This venerable pattern was originally designed as a fry imitation for sea-run cutthroat but has become a ubiquitous standard fly for most BC anglers. It makes an excellent fry pattern in freshwater too, and can be fished very effectively in the surface film when trout are keying in on the little wakes that salmon fry make as they drift in the current, especially at dusk and dawn when they are most active.
Recipe and tying instructions found on the link below.
I’ll be honest, I really don’t like tying muddlers, but I love to fish them. That being said, I wouldn’t call this a muddler pattern, but rather a sculpin. I give props to Dustin here for this pattern, it’s a definite fish hunter fly. This pattern looks like an awesome fly for targeting the fall browns of the GL tribs, and even some giant voracious Blackwater strain rainbows. I love the fly, but not the name here. 🙂 Looking forward to seeing more of Dustin’s patterns.
Muddler minnows are great patterns to add to your steelheading fly box. They work great as a lead fly in a tandem fly rig. This pattern is a little more snag resistant due to the fact that the hook is inverted. This is extremely important because steelhead are almost always going to be hugging the bottom where all the snags are. Sculpin are a common prey item in most rivers as well as some lakes, so don’t be afraid to try this pattern when targeting other fish.
Sport fishing on the Fly is one of my favorite programs, and one of the only fishing programs I watch. They always have a pattern on each episode and some excellent fishing.
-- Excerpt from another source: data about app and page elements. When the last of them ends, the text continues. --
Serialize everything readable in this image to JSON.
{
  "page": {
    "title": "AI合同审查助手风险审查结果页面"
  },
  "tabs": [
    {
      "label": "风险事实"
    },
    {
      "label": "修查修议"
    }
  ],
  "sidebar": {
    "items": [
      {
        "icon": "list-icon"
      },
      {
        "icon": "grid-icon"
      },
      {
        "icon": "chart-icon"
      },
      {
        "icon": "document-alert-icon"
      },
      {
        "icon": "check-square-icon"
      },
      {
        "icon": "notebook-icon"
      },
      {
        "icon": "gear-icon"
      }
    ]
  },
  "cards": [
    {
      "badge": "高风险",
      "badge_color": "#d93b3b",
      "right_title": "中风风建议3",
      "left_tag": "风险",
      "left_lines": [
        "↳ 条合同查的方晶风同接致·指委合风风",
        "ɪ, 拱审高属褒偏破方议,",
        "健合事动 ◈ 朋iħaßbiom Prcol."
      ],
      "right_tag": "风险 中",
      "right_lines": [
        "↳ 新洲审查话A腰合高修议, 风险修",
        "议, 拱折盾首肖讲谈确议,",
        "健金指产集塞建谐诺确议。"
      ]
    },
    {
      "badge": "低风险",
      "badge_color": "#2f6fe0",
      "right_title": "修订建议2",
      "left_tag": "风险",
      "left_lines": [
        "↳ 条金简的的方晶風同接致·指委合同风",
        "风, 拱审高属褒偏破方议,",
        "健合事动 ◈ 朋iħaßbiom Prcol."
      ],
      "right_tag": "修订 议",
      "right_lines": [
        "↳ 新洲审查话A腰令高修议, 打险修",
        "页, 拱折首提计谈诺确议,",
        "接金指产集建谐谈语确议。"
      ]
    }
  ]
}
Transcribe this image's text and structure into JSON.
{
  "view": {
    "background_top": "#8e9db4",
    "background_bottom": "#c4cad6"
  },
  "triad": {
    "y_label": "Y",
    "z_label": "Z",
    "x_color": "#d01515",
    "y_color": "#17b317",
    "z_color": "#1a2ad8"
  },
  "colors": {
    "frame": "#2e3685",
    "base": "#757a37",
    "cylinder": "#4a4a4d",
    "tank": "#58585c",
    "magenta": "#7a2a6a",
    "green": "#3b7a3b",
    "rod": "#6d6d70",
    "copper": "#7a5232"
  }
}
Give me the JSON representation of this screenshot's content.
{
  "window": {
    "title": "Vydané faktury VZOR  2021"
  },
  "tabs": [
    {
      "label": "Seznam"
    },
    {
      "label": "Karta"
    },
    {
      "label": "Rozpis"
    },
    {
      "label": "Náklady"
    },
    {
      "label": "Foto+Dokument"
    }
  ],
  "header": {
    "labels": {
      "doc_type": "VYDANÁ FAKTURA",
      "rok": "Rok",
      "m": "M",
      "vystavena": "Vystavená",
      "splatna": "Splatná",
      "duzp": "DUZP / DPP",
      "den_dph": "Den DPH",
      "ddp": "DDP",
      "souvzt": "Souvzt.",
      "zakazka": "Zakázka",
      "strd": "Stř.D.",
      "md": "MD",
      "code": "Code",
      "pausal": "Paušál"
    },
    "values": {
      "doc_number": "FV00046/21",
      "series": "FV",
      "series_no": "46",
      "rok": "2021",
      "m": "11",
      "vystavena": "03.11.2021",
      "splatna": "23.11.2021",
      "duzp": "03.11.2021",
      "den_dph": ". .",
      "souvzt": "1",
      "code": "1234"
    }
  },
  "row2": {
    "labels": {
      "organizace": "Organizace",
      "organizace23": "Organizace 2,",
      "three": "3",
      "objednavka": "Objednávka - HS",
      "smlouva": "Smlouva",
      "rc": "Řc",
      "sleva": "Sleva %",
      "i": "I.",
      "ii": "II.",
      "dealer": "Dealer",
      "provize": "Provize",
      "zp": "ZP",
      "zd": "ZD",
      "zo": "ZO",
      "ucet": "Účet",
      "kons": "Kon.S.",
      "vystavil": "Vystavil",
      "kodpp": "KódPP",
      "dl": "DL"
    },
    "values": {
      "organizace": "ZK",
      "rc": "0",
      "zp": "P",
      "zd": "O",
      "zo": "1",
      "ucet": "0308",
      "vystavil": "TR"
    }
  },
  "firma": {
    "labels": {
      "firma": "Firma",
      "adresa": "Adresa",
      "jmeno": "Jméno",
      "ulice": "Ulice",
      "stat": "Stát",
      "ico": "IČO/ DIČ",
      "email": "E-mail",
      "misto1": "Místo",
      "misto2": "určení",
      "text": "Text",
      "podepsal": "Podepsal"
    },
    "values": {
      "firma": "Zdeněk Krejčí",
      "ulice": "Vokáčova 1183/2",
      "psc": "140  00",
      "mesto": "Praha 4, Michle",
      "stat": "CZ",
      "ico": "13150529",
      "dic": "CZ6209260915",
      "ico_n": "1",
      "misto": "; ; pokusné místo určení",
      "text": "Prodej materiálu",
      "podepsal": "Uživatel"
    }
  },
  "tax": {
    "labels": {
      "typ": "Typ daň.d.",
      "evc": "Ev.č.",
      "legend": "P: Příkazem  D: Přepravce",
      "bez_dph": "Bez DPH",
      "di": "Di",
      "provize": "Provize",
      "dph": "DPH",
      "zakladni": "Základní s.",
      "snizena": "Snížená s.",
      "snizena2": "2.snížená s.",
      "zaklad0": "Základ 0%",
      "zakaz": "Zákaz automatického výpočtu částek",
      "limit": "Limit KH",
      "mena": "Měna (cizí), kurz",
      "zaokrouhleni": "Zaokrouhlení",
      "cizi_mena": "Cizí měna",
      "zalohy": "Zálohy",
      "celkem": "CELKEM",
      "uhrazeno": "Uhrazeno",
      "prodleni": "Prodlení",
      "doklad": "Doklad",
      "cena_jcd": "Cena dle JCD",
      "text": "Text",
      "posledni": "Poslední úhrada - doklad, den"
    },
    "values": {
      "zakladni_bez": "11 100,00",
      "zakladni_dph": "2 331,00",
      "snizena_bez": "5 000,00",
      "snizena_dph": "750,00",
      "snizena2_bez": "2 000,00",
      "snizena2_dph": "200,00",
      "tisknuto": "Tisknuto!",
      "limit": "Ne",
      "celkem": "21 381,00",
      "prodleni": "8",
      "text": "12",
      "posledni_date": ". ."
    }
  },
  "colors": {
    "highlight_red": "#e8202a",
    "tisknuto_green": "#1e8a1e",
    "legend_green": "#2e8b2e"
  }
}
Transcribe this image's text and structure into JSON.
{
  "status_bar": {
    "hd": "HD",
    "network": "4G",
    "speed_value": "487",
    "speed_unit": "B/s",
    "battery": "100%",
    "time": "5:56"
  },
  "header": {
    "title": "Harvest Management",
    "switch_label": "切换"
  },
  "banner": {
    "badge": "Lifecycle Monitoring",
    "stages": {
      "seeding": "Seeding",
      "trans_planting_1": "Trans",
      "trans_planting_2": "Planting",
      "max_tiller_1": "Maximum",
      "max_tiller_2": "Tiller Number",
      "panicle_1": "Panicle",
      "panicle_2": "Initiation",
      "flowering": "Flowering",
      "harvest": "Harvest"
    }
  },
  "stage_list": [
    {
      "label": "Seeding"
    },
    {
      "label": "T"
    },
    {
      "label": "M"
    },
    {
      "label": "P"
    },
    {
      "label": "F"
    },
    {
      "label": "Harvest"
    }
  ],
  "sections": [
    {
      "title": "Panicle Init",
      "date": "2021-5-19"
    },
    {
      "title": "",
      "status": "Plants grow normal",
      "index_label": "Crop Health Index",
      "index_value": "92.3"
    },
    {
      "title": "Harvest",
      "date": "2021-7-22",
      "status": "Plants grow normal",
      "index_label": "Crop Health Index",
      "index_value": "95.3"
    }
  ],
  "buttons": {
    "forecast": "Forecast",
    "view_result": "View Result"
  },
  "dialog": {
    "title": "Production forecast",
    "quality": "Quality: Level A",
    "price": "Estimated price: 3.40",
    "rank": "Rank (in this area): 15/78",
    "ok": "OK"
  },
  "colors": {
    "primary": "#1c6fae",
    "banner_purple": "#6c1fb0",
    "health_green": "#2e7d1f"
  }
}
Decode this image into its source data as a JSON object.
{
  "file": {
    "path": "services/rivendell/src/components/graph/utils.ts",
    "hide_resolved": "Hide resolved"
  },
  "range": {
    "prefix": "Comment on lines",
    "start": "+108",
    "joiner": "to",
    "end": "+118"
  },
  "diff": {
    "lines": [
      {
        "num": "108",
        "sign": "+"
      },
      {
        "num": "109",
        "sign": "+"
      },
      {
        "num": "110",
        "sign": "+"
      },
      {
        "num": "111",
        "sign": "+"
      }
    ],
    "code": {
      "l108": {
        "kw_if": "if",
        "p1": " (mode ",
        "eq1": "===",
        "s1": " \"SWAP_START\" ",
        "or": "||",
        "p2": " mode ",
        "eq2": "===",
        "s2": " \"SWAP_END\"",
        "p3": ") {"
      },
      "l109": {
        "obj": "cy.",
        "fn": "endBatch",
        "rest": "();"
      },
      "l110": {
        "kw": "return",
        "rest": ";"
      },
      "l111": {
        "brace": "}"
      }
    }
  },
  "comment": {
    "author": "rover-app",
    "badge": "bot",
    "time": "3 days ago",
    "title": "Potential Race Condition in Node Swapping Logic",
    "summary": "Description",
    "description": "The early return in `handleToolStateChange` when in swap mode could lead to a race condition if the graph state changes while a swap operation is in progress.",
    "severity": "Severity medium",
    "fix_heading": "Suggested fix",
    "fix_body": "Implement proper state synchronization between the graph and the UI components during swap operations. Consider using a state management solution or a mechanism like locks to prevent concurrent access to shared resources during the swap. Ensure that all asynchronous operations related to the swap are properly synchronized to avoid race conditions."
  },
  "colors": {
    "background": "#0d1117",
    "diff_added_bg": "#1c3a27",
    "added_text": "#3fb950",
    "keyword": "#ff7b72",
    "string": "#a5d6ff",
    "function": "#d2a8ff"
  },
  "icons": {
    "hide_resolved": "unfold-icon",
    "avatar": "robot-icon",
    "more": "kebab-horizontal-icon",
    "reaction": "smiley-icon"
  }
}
I’ll be tying this one for the Grand River in Ontario and the Bow River in Alberta. Watch out broons.